Provided information Start Marker
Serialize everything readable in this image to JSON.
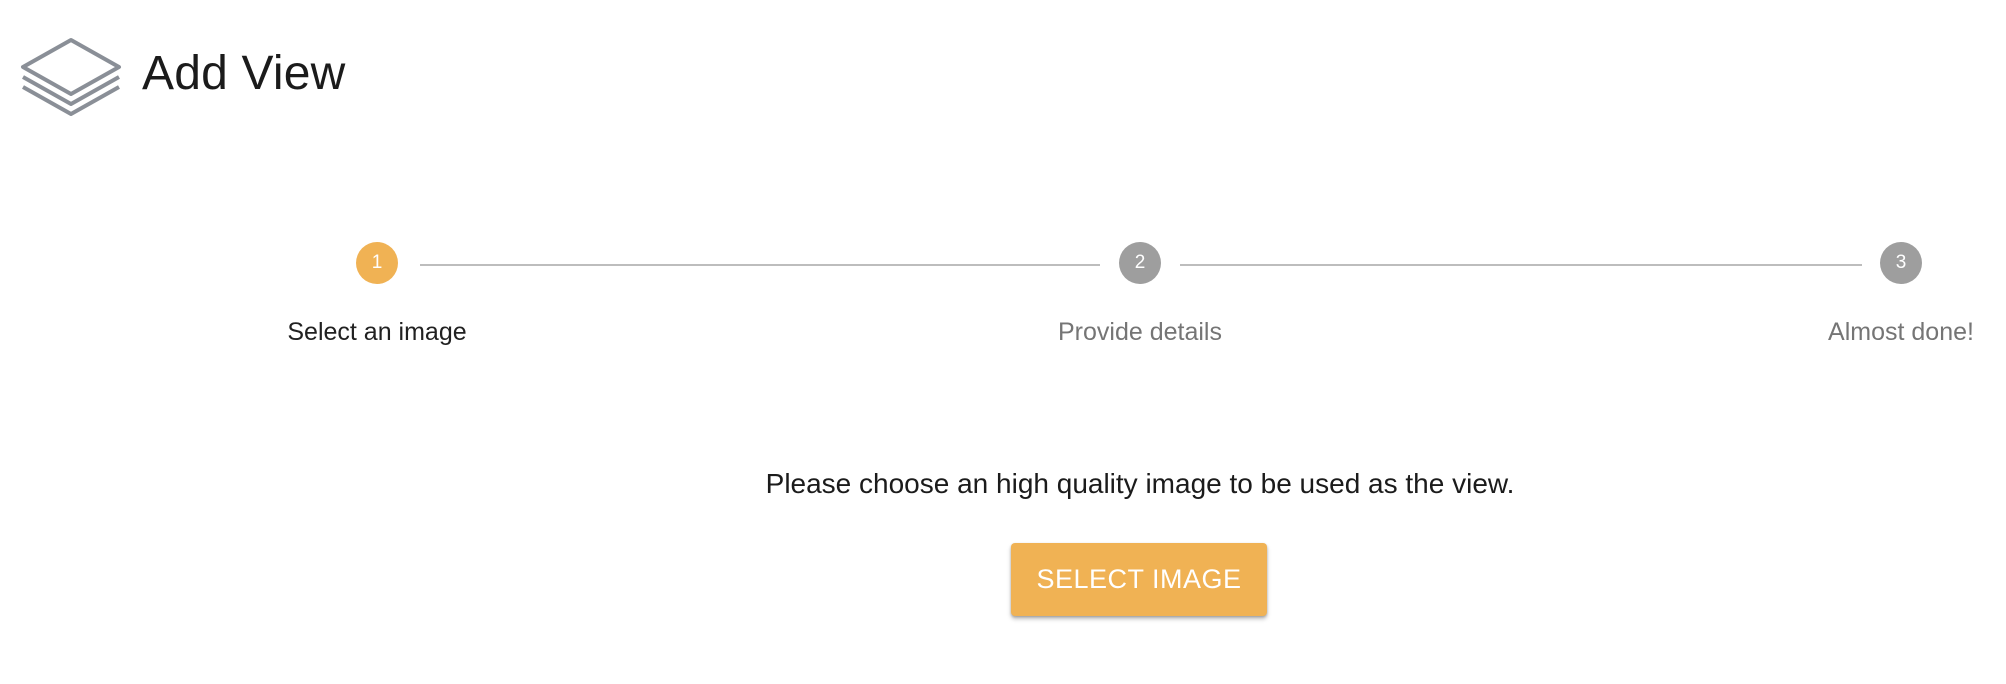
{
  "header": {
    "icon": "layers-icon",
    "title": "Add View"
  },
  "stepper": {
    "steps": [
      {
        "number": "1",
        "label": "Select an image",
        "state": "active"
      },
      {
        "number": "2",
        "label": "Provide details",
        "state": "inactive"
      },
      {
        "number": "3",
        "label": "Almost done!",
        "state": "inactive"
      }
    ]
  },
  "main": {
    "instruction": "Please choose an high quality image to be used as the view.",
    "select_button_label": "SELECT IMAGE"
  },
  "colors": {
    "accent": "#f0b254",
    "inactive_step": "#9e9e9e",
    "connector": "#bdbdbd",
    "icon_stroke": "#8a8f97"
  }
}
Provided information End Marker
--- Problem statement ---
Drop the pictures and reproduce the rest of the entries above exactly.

--- The completed task ---
Serialize everything readable in this image to JSON.
{
  "header": {
    "icon": "layers-icon",
    "title": "Add View"
  },
  "stepper": {
    "steps": [
      {
        "number": "1",
        "label": "Select an image",
        "state": "active"
      },
      {
        "number": "2",
        "label": "Provide details",
        "state": "inactive"
      },
      {
        "number": "3",
        "label": "Almost done!",
        "state": "inactive"
      }
    ]
  },
  "main": {
    "instruction": "Please choose an high quality image to be used as the view.",
    "select_button_label": "SELECT IMAGE"
  },
  "colors": {
    "accent": "#f0b254",
    "inactive_step": "#9e9e9e",
    "connector": "#bdbdbd",
    "icon_stroke": "#8a8f97"
  }
}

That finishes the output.